Prompt:
Reproduce the entries so that every line matches the original exactly.

[Data excerpts — start]

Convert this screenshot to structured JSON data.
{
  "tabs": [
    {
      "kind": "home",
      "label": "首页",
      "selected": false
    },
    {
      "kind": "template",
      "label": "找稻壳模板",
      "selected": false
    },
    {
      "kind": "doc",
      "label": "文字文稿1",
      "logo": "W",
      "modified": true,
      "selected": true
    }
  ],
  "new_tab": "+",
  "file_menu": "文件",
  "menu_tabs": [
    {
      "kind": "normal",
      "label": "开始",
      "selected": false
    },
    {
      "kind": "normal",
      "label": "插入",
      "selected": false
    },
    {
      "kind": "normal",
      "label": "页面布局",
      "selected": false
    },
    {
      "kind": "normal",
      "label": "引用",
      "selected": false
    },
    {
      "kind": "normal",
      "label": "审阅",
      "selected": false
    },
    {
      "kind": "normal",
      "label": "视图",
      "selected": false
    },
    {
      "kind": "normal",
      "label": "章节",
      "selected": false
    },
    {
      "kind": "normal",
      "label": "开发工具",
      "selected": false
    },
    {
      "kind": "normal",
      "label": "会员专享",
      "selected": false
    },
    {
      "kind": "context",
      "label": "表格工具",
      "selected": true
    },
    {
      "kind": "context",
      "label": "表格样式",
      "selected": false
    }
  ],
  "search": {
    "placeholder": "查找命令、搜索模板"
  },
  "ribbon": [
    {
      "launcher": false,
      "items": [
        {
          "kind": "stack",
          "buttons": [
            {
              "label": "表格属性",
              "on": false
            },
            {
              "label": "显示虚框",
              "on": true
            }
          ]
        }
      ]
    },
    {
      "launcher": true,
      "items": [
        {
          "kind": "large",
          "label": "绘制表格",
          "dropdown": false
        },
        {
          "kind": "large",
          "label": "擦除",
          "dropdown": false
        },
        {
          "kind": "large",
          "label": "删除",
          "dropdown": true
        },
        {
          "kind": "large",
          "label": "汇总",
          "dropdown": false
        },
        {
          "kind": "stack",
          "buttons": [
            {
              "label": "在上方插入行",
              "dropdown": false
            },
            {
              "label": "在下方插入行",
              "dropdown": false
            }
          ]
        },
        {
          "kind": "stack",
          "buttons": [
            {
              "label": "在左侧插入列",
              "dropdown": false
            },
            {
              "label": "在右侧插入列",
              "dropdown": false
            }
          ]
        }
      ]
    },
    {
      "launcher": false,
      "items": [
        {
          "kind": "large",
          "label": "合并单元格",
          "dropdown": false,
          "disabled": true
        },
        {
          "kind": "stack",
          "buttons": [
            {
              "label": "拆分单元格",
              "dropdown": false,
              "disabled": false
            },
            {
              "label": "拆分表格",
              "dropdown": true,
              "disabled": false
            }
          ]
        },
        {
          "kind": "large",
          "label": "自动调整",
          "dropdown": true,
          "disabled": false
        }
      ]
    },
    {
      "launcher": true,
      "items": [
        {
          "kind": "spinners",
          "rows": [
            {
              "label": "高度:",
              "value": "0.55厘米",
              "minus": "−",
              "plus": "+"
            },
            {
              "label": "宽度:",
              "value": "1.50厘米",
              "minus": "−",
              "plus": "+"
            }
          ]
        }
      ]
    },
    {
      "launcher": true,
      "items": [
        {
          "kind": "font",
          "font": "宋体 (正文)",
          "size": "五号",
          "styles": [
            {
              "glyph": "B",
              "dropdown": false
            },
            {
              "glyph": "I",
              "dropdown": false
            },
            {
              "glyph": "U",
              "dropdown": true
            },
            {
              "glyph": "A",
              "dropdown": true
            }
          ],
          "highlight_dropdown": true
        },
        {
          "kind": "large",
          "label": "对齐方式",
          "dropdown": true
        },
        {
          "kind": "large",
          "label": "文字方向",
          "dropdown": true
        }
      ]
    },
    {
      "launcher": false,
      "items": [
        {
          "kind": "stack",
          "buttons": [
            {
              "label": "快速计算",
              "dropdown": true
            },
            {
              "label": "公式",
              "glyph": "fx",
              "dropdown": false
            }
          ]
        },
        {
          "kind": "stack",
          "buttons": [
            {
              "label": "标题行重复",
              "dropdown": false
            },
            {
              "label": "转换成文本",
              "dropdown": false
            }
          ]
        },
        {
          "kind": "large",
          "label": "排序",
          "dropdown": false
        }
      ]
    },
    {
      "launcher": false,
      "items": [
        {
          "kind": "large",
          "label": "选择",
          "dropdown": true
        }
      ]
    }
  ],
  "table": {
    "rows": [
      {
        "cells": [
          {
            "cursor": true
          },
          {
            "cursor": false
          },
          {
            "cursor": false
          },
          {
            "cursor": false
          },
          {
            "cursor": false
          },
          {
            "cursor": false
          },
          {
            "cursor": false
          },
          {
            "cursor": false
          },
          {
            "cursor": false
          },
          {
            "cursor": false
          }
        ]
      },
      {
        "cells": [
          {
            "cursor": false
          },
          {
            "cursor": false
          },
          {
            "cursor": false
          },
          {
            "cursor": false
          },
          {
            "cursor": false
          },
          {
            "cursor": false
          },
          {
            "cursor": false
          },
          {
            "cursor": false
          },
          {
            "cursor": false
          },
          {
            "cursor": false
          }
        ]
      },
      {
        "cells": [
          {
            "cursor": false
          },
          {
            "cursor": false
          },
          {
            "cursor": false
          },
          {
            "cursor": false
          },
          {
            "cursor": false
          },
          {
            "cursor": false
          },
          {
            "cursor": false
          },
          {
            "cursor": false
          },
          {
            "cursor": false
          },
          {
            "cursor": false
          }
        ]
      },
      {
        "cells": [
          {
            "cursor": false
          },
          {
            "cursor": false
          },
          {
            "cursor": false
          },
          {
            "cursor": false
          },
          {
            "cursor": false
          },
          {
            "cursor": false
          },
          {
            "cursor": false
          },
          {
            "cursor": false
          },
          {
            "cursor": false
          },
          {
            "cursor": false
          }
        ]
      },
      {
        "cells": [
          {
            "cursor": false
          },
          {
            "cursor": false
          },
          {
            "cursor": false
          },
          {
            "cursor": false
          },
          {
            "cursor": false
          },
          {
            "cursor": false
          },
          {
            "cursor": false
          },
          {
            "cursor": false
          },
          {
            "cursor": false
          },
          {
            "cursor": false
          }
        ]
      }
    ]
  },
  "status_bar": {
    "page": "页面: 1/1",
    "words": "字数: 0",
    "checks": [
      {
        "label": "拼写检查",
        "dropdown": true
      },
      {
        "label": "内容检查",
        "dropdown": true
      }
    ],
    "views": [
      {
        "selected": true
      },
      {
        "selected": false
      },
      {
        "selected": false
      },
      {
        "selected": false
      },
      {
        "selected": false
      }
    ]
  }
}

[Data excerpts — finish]

Written response:
Convert this screenshot to structured JSON data.
{
  "tabs": [
    {
      "kind": "home",
      "label": "首页",
      "selected": false
    },
    {
      "kind": "template",
      "label": "找稻壳模板",
      "selected": false
    },
    {
      "kind": "doc",
      "label": "文字文稿1",
      "logo": "W",
      "modified": true,
      "selected": true
    }
  ],
  "new_tab": "+",
  "file_menu": "文件",
  "menu_tabs": [
    {
      "kind": "normal",
      "label": "开始",
      "selected": false
    },
    {
      "kind": "normal",
      "label": "插入",
      "selected": false
    },
    {
      "kind": "normal",
      "label": "页面布局",
      "selected": false
    },
    {
      "kind": "normal",
      "label": "引用",
      "selected": false
    },
    {
      "kind": "normal",
      "label": "审阅",
      "selected": false
    },
    {
      "kind": "normal",
      "label": "视图",
      "selected": false
    },
    {
      "kind": "normal",
      "label": "章节",
      "selected": false
    },
    {
      "kind": "normal",
      "label": "开发工具",
      "selected": false
    },
    {
      "kind": "normal",
      "label": "会员专享",
      "selected": false
    },
    {
      "kind": "context",
      "label": "表格工具",
      "selected": true
    },
    {
      "kind": "context",
      "label": "表格样式",
      "selected": false
    }
  ],
  "search": {
    "placeholder": "查找命令、搜索模板"
  },
  "ribbon": [
    {
      "launcher": false,
      "items": [
        {
          "kind": "stack",
          "buttons": [
            {
              "label": "表格属性",
              "on": false
            },
            {
              "label": "显示虚框",
              "on": true
            }
          ]
        }
      ]
    },
    {
      "launcher": true,
      "items": [
        {
          "kind": "large",
          "label": "绘制表格",
          "dropdown": false
        },
        {
          "kind": "large",
          "label": "擦除",
          "dropdown": false
        },
        {
          "kind": "large",
          "label": "删除",
          "dropdown": true
        },
        {
          "kind": "large",
          "label": "汇总",
          "dropdown": false
        },
        {
          "kind": "stack",
          "buttons": [
            {
              "label": "在上方插入行",
              "dropdown": false
            },
            {
              "label": "在下方插入行",
              "dropdown": false
            }
          ]
        },
        {
          "kind": "stack",
          "buttons": [
            {
              "label": "在左侧插入列",
              "dropdown": false
            },
            {
              "label": "在右侧插入列",
              "dropdown": false
            }
          ]
        }
      ]
    },
    {
      "launcher": false,
      "items": [
        {
          "kind": "large",
          "label": "合并单元格",
          "dropdown": false,
          "disabled": true
        },
        {
          "kind": "stack",
          "buttons": [
            {
              "label": "拆分单元格",
              "dropdown": false,
              "disabled": false
            },
            {
              "label": "拆分表格",
              "dropdown": true,
              "disabled": false
            }
          ]
        },
        {
          "kind": "large",
          "label": "自动调整",
          "dropdown": true,
          "disabled": false
        }
      ]
    },
    {
      "launcher": true,
      "items": [
        {
          "kind": "spinners",
          "rows": [
            {
              "label": "高度:",
              "value": "0.55厘米",
              "minus": "−",
              "plus": "+"
            },
            {
              "label": "宽度:",
              "value": "1.50厘米",
              "minus": "−",
              "plus": "+"
            }
          ]
        }
      ]
    },
    {
      "launcher": true,
      "items": [
        {
          "kind": "font",
          "font": "宋体 (正文)",
          "size": "五号",
          "styles": [
            {
              "glyph": "B",
              "dropdown": false
            },
            {
              "glyph": "I",
              "dropdown": false
            },
            {
              "glyph": "U",
              "dropdown": true
            },
            {
              "glyph": "A",
              "dropdown": true
            }
          ],
          "highlight_dropdown": true
        },
        {
          "kind": "large",
          "label": "对齐方式",
          "dropdown": true
        },
        {
          "kind": "large",
          "label": "文字方向",
          "dropdown": true
        }
      ]
    },
    {
      "launcher": false,
      "items": [
        {
          "kind": "stack",
          "buttons": [
            {
              "label": "快速计算",
              "dropdown": true
            },
            {
              "label": "公式",
              "glyph": "fx",
              "dropdown": false
            }
          ]
        },
        {
          "kind": "stack",
          "buttons": [
            {
              "label": "标题行重复",
              "dropdown": false
            },
            {
              "label": "转换成文本",
              "dropdown": false
            }
          ]
        },
        {
          "kind": "large",
          "label": "排序",
          "dropdown": false
        }
      ]
    },
    {
      "launcher": false,
      "items": [
        {
          "kind": "large",
          "label": "选择",
          "dropdown": true
        }
      ]
    }
  ],
  "table": {
    "rows": [
      {
        "cells": [
          {
            "cursor": true
          },
          {
            "cursor": false
          },
          {
            "cursor": false
          },
          {
            "cursor": false
          },
          {
            "cursor": false
          },
          {
            "cursor": false
          },
          {
            "cursor": false
          },
          {
            "cursor": false
          },
          {
            "cursor": false
          },
          {
            "cursor": false
          }
        ]
      },
      {
        "cells": [
          {
            "cursor": false
          },
          {
            "cursor": false
          },
          {
            "cursor": false
          },
          {
            "cursor": false
          },
          {
            "cursor": false
          },
          {
            "cursor": false
          },
          {
            "cursor": false
          },
          {
            "cursor": false
          },
          {
            "cursor": false
          },
          {
            "cursor": false
          }
        ]
      },
      {
        "cells": [
          {
            "cursor": false
          },
          {
            "cursor": false
          },
          {
            "cursor": false
          },
          {
            "cursor": false
          },
          {
            "cursor": false
          },
          {
            "cursor": false
          },
          {
            "cursor": false
          },
          {
            "cursor": false
          },
          {
            "cursor": false
          },
          {
            "cursor": false
          }
        ]
      },
      {
        "cells": [
          {
            "cursor": false
          },
          {
            "cursor": false
          },
          {
            "cursor": false
          },
          {
            "cursor": false
          },
          {
            "cursor": false
          },
          {
            "cursor": false
          },
          {
            "cursor": false
          },
          {
            "cursor": false
          },
          {
            "cursor": false
          },
          {
            "cursor": false
          }
        ]
      },
      {
        "cells": [
          {
            "cursor": false
          },
          {
            "cursor": false
          },
          {
            "cursor": false
          },
          {
            "cursor": false
          },
          {
            "cursor": false
          },
          {
            "cursor": false
          },
          {
            "cursor": false
          },
          {
            "cursor": false
          },
          {
            "cursor": false
          },
          {
            "cursor": false
          }
        ]
      }
    ]
  },
  "status_bar": {
    "page": "页面: 1/1",
    "words": "字数: 0",
    "checks": [
      {
        "label": "拼写检查",
        "dropdown": true
      },
      {
        "label": "内容检查",
        "dropdown": true
      }
    ],
    "views": [
      {
        "selected": true
      },
      {
        "selected": false
      },
      {
        "selected": false
      },
      {
        "selected": false
      },
      {
        "selected": false
      }
    ]
  }
}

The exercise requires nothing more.